_EXERCISE AIM_. The lines to copy are those holding the string "twitch" in the entries below.
----
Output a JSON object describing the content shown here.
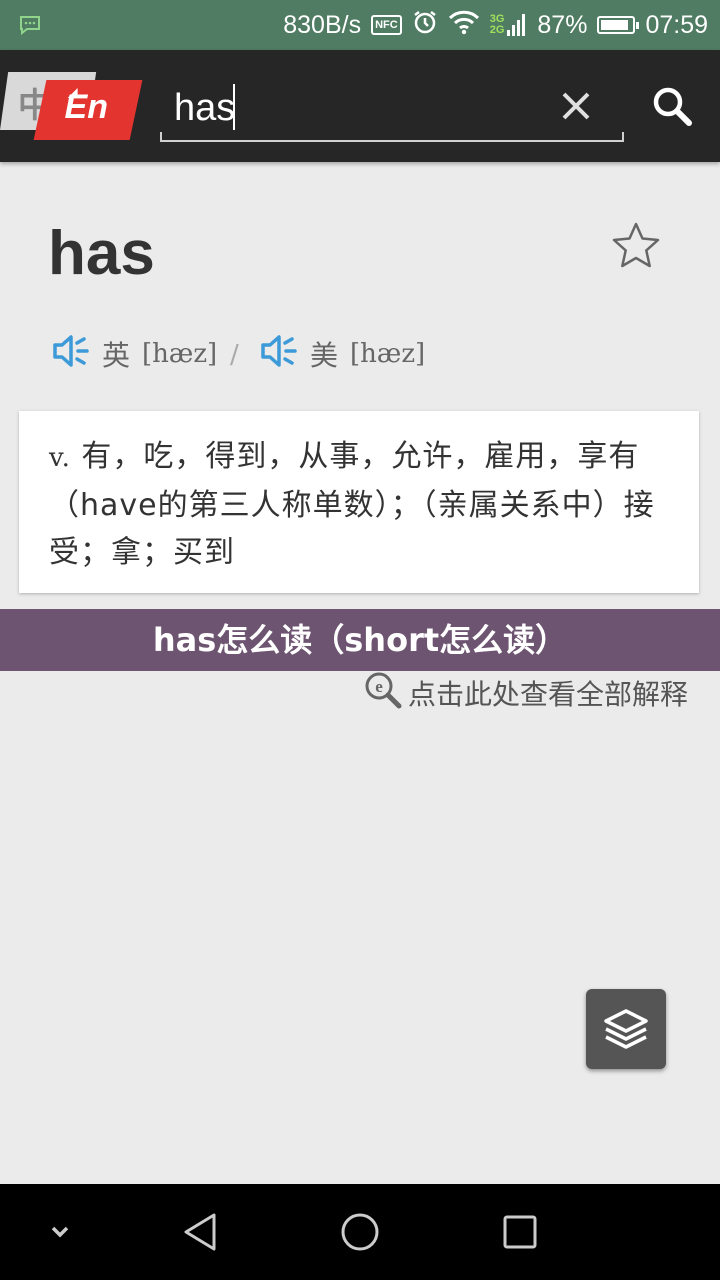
{
  "status_bar": {
    "net_speed": "830B/s",
    "nfc": "NFC",
    "network_types": [
      "3G",
      "2G"
    ],
    "battery": "87%",
    "battery_level": 0.87,
    "time": "07:59",
    "icons": [
      "message-icon",
      "nfc-icon",
      "alarm-icon",
      "wifi-icon",
      "signal-icon",
      "battery-icon"
    ]
  },
  "toolbar": {
    "lang_from": "中",
    "lang_to": "En",
    "search_value": "has",
    "clear_icon": "close-icon",
    "search_icon": "search-icon"
  },
  "entry": {
    "word": "has",
    "pron_uk_label": "英",
    "pron_uk_ipa": "[hæz]",
    "separator": "/",
    "pron_us_label": "美",
    "pron_us_ipa": "[hæz]",
    "pos": "v.",
    "definition": "有，吃，得到，从事，允许，雇用，享有（have的第三人称单数）；（亲属关系中）接受；拿；买到"
  },
  "banner": {
    "text": "has怎么读（short怎么读）"
  },
  "more_link": {
    "text": "点击此处查看全部解释"
  },
  "colors": {
    "status_bar": "#4f7c62",
    "toolbar": "#262626",
    "lang_en_accent": "#e4342f",
    "speaker_icon": "#3d9ad8",
    "banner": "#6d5471",
    "background": "#ebebeb"
  }
}
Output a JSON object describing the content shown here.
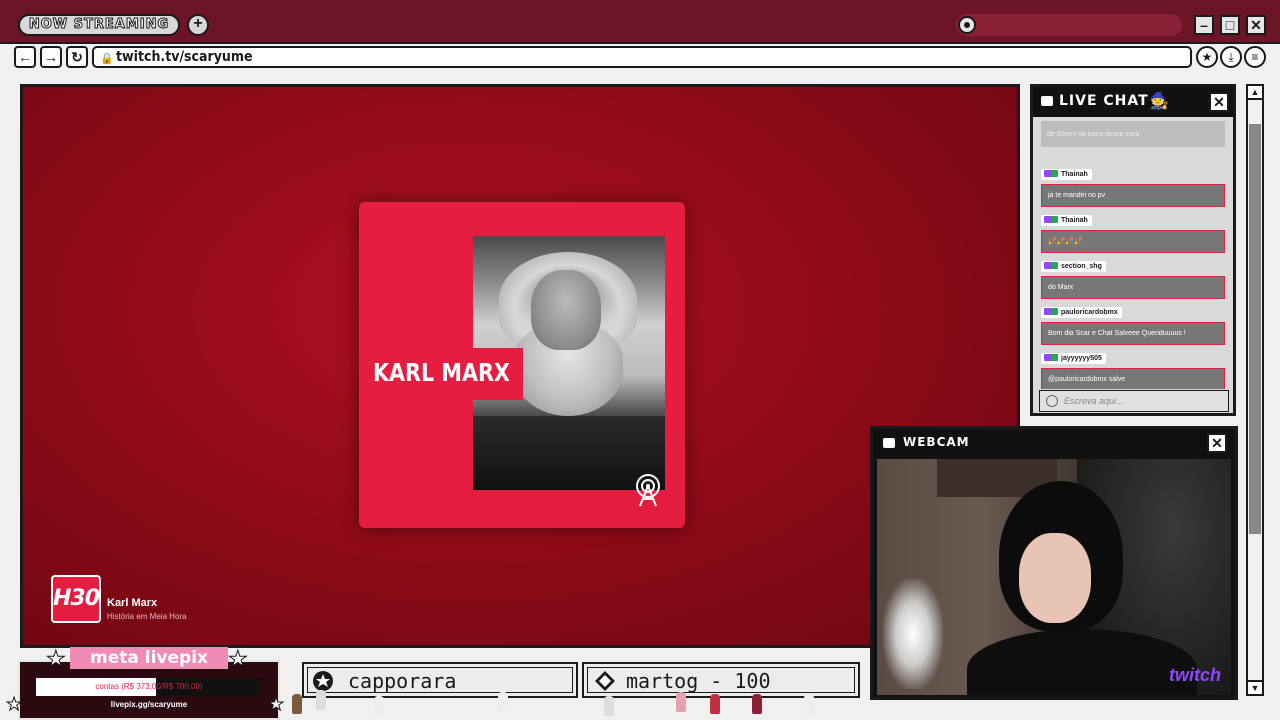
{
  "titlebar": {
    "badge": "NOW STREAMING",
    "plus": "+"
  },
  "window_controls": {
    "minimize": "–",
    "maximize": "□",
    "close": "✕"
  },
  "address": {
    "url": "twitch.tv/scaryume",
    "back": "←",
    "forward": "→",
    "reload": "↻"
  },
  "video": {
    "card_title": "KARL MARX",
    "logo": "H30",
    "episode_title": "Karl Marx",
    "episode_subtitle": "História em Meia Hora"
  },
  "chat": {
    "title": "LIVE CHAT",
    "close": "✕",
    "faded_message": "de 60mm na boca desse cara",
    "messages": [
      {
        "user": "Thainah",
        "text": "ja te mandei no pv"
      },
      {
        "user": "Thainah",
        "text": "🎉🎉🎉🎉"
      },
      {
        "user": "section_shg",
        "text": "do Marx"
      },
      {
        "user": "pauloricardobmx",
        "text": "Bom dia Scar e Chat Salveee Queriduuuus !"
      },
      {
        "user": "jayyyyyy505",
        "text": "@pauloricardobmx salve"
      }
    ],
    "input_placeholder": "Escreva aqui..."
  },
  "webcam": {
    "title": "WEBCAM",
    "close": "✕",
    "logo": "twitch"
  },
  "scrollbar": {
    "up": "▲",
    "down": "▼"
  },
  "livepix": {
    "title": "meta livepix",
    "progress_text": "contas (R$ 373,00/R$ 700,00)",
    "progress_fraction": 0.533,
    "url": "livepix.gg/scaryume"
  },
  "tickers": [
    {
      "text": "capporara"
    },
    {
      "text": "martog - 100"
    }
  ],
  "colors": {
    "accent": "#e51d40",
    "frame": "#1a1a1a",
    "twitch": "#9146ff"
  }
}
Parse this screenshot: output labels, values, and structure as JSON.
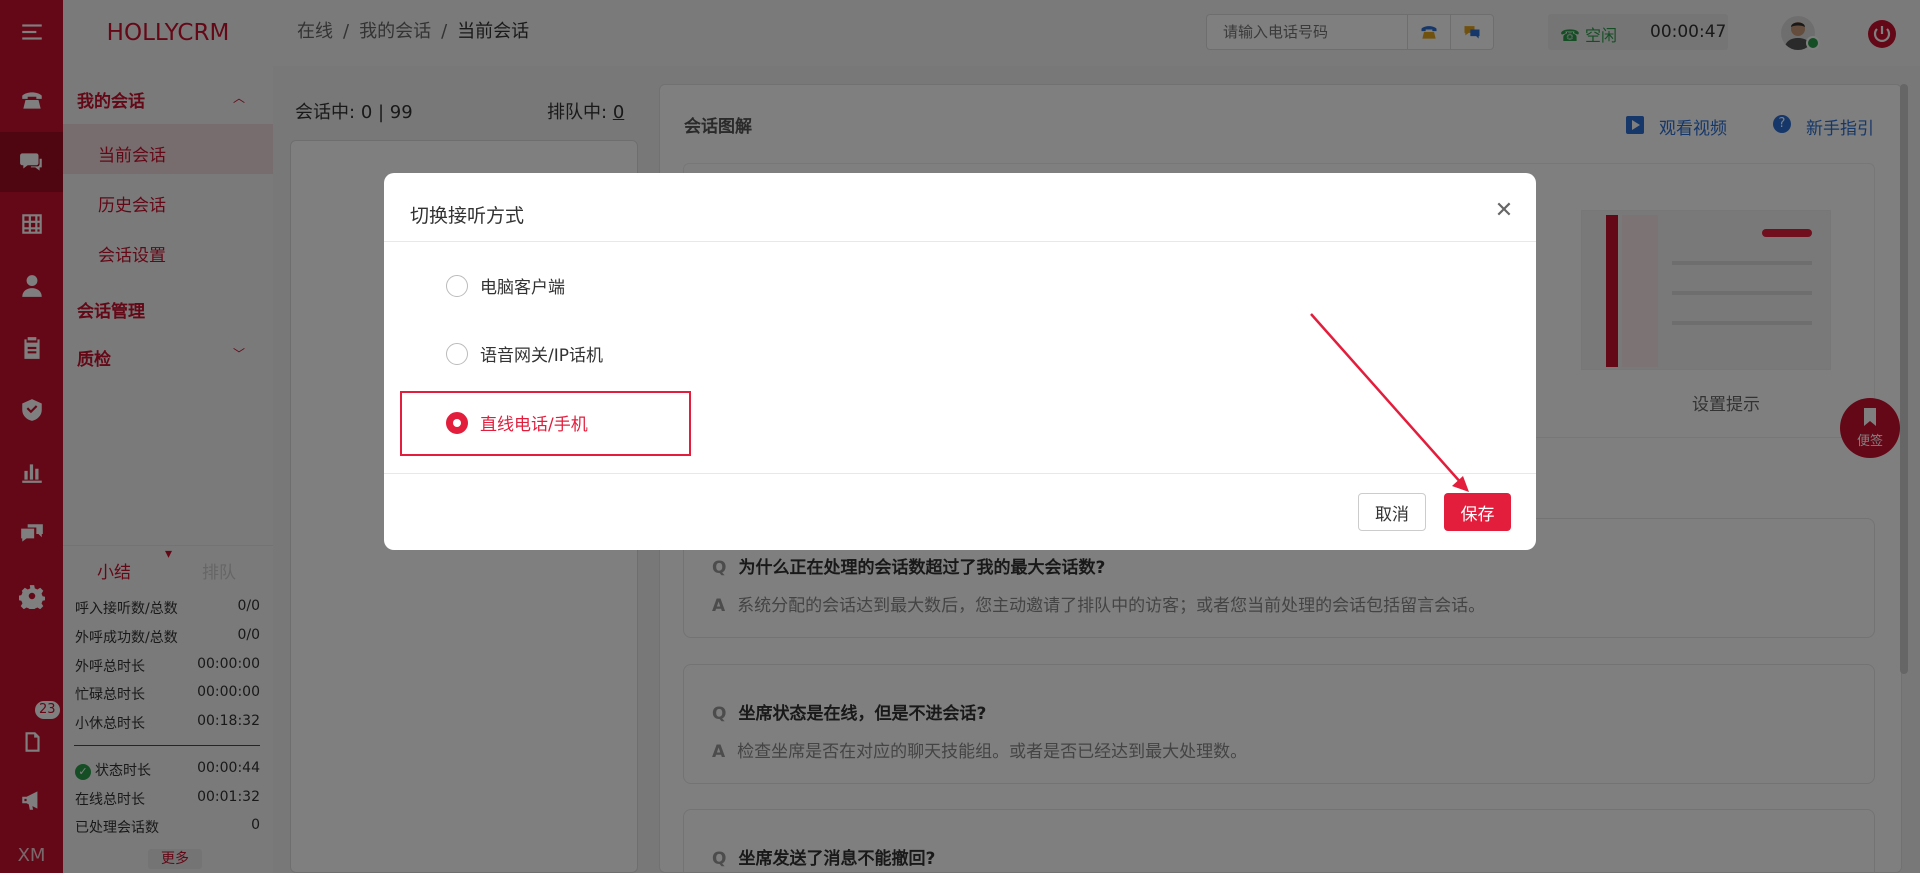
{
  "brand": "HOLLYCRM",
  "breadcrumb": {
    "a": "在线",
    "b": "我的会话",
    "c": "当前会话",
    "sep": "/"
  },
  "phone": {
    "placeholder": "请输入电话号码"
  },
  "status": {
    "state": "空闲",
    "timer": "00:00:47"
  },
  "rail": {
    "badge": "23",
    "bottom": "XM"
  },
  "menu": {
    "my_sessions": "我的会话",
    "current": "当前会话",
    "history": "历史会话",
    "settings": "会话设置",
    "manage": "会话管理",
    "qa": "质检"
  },
  "stats": {
    "tab_summary": "小结",
    "tab_queue": "排队",
    "rows": [
      {
        "label": "呼入接听数/总数",
        "value": "0/0"
      },
      {
        "label": "外呼成功数/总数",
        "value": "0/0"
      },
      {
        "label": "外呼总时长",
        "value": "00:00:00"
      },
      {
        "label": "忙碌总时长",
        "value": "00:00:00"
      },
      {
        "label": "小休总时长",
        "value": "00:18:32"
      }
    ],
    "rows2": [
      {
        "label": "状态时长",
        "value": "00:00:44"
      },
      {
        "label": "在线总时长",
        "value": "00:01:32"
      },
      {
        "label": "已处理会话数",
        "value": "0"
      }
    ],
    "more": "更多"
  },
  "sessions": {
    "in_label": "会话中:",
    "in_value": "0 | 99",
    "queue_label": "排队中:",
    "queue_value": "0"
  },
  "diagram": {
    "title": "会话图解",
    "watch_video": "观看视频",
    "guide": "新手指引",
    "thumb_caption": "设置提示"
  },
  "faq": [
    {
      "q": "为什么正在处理的会话数超过了我的最大会话数?",
      "a": "系统分配的会话达到最大数后，您主动邀请了排队中的访客；或者您当前处理的会话包括留言会话。"
    },
    {
      "q": "坐席状态是在线，但是不进会话?",
      "a": "检查坐席是否在对应的聊天技能组。或者是否已经达到最大处理数。"
    },
    {
      "q": "坐席发送了消息不能撤回?",
      "a": ""
    }
  ],
  "faq_q": "Q",
  "faq_a": "A",
  "sticky": "便签",
  "modal": {
    "title": "切换接听方式",
    "options": [
      "电脑客户端",
      "语音网关/IP话机",
      "直线电话/手机"
    ],
    "selected_index": 2,
    "cancel": "取消",
    "save": "保存"
  },
  "colors": {
    "brand": "#c8102e",
    "accent": "#e21e3c",
    "link": "#2d6fd2",
    "online": "#2a9d4a"
  }
}
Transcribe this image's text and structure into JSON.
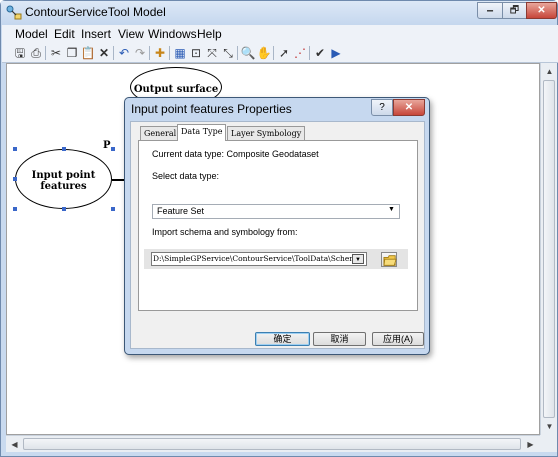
{
  "window": {
    "title": "ContourServiceTool Model",
    "minimize": "🗕",
    "maximize": "🗗",
    "close": "✕"
  },
  "menu": [
    "Model",
    "Edit",
    "Insert",
    "View",
    "Windows",
    "Help"
  ],
  "toolbar": {
    "icons": [
      "save-icon",
      "print-icon",
      "cut-icon",
      "copy-icon",
      "paste-icon",
      "delete-icon",
      "undo-icon",
      "redo-icon",
      "add-data-icon",
      "auto-layout-icon",
      "full-extent-icon",
      "zoom-in-fixed-icon",
      "zoom-out-fixed-icon",
      "zoom-icon",
      "pan-icon",
      "select-icon",
      "connect-icon",
      "validate-icon",
      "run-icon"
    ]
  },
  "canvas": {
    "output_label": "Output surface",
    "input_label": "Input point features",
    "param_marker": "P"
  },
  "dialog": {
    "title": "Input point features Properties",
    "help": "?",
    "close": "✕",
    "tabs": [
      "General",
      "Data Type",
      "Layer Symbology"
    ],
    "active_tab": "Data Type",
    "current_type_label": "Current data type: Composite Geodataset",
    "select_label": "Select data type:",
    "selected_type": "Feature Set",
    "import_label": "Import schema and symbology from:",
    "import_path": "D:\\SimpleGPService\\ContourService\\ToolData\\Schema",
    "ok": "确定",
    "cancel": "取消",
    "apply": "应用(A)"
  }
}
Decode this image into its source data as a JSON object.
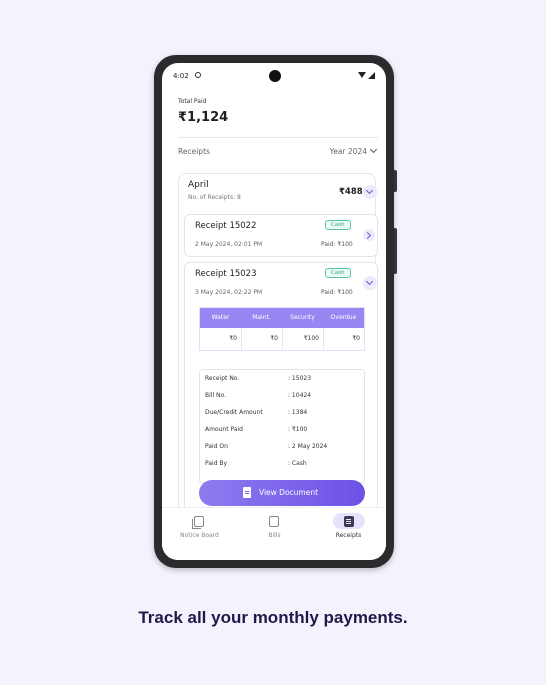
{
  "status_bar": {
    "time": "4:02"
  },
  "summary": {
    "total_paid_label": "Total Paid",
    "total_paid_value": "₹1,124"
  },
  "receipts_section": {
    "label": "Receipts",
    "year_filter": "Year 2024"
  },
  "month": {
    "name": "April",
    "count_label": "No. of Receipts: 8",
    "total": "₹488"
  },
  "receipts": [
    {
      "title": "Receipt 15022",
      "date": "2 May 2024, 02:01 PM",
      "mode": "Cash",
      "paid": "Paid: ₹100"
    },
    {
      "title": "Receipt 15023",
      "date": "3 May 2024, 02:22 PM",
      "mode": "Cash",
      "paid": "Paid: ₹100"
    }
  ],
  "charges": {
    "headers": [
      "Water",
      "Maint.",
      "Security",
      "Overdue"
    ],
    "values": [
      "₹0",
      "₹0",
      "₹100",
      "₹0"
    ]
  },
  "details": [
    {
      "key": "Receipt No.",
      "value": ": 15023"
    },
    {
      "key": "Bill No.",
      "value": ": 10424"
    },
    {
      "key": "Due/Credit Amount",
      "value": ": 1384"
    },
    {
      "key": "Amount Paid",
      "value": ": ₹100"
    },
    {
      "key": "Paid On",
      "value": ": 2 May 2024"
    },
    {
      "key": "Paid By",
      "value": ": Cash"
    }
  ],
  "view_document_label": "View Document",
  "nav": [
    {
      "label": "Notice Board",
      "icon": "notice-board-icon",
      "active": false
    },
    {
      "label": "Bills",
      "icon": "bills-icon",
      "active": false
    },
    {
      "label": "Receipts",
      "icon": "receipts-icon",
      "active": true
    }
  ],
  "caption": "Track all your monthly payments.",
  "colors": {
    "accent": "#7e66ec",
    "cash_badge": "#23a67a",
    "background": "#f4f2fd"
  }
}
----
_EXPECTED ANSWER_.
    "url": "twitch.tv/scaryume",
    "logo": "twitch"
    "twitch": "#9146ff"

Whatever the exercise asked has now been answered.